RECORDS SUPPLIED:

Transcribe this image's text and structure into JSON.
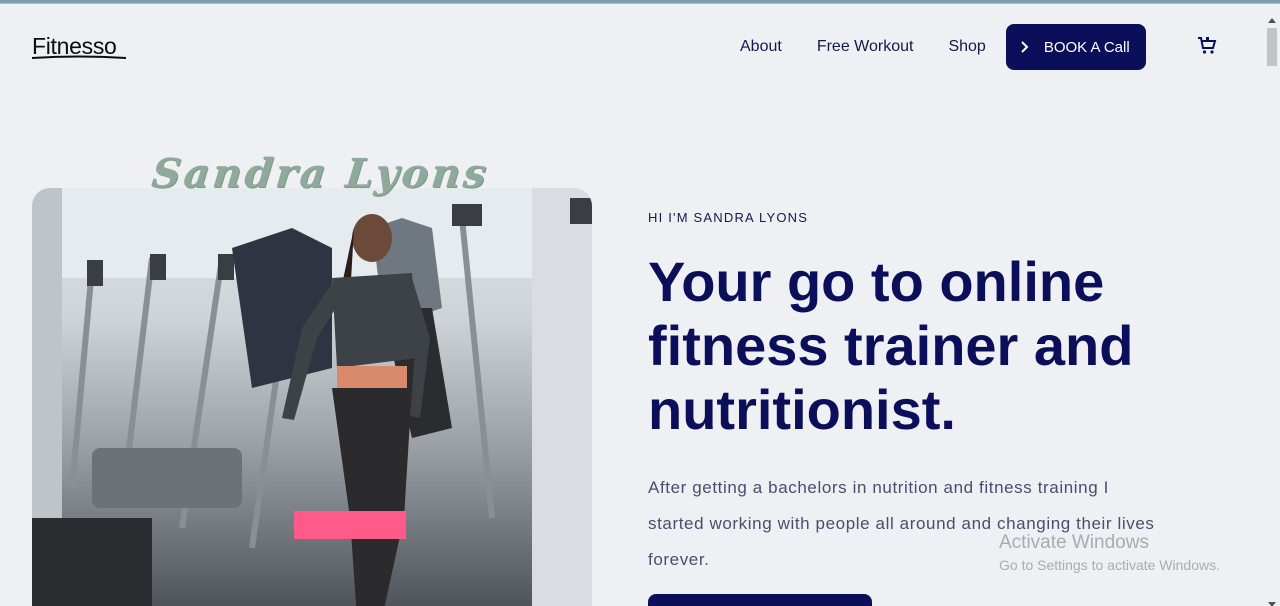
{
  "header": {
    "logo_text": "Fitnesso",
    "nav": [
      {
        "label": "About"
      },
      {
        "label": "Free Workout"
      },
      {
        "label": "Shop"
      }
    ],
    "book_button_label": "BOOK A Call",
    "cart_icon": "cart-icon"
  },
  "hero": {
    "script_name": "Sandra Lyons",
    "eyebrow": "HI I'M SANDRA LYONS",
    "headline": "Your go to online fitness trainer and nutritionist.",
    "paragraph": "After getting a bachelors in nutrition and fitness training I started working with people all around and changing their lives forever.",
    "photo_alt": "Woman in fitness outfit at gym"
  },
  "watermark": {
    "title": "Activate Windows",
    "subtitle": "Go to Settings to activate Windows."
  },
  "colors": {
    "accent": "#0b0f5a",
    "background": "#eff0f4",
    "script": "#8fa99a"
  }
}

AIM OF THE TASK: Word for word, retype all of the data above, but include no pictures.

ANSWER FOR THE TASK:
Transcribe this image's text and structure into JSON.
{
  "header": {
    "logo_text": "Fitnesso",
    "nav": [
      {
        "label": "About"
      },
      {
        "label": "Free Workout"
      },
      {
        "label": "Shop"
      }
    ],
    "book_button_label": "BOOK A Call",
    "cart_icon": "cart-icon"
  },
  "hero": {
    "script_name": "Sandra Lyons",
    "eyebrow": "HI I'M SANDRA LYONS",
    "headline": "Your go to online fitness trainer and nutritionist.",
    "paragraph": "After getting a bachelors in nutrition and fitness training I started working with people all around and changing their lives forever.",
    "photo_alt": "Woman in fitness outfit at gym"
  },
  "watermark": {
    "title": "Activate Windows",
    "subtitle": "Go to Settings to activate Windows."
  },
  "colors": {
    "accent": "#0b0f5a",
    "background": "#eff0f4",
    "script": "#8fa99a"
  }
}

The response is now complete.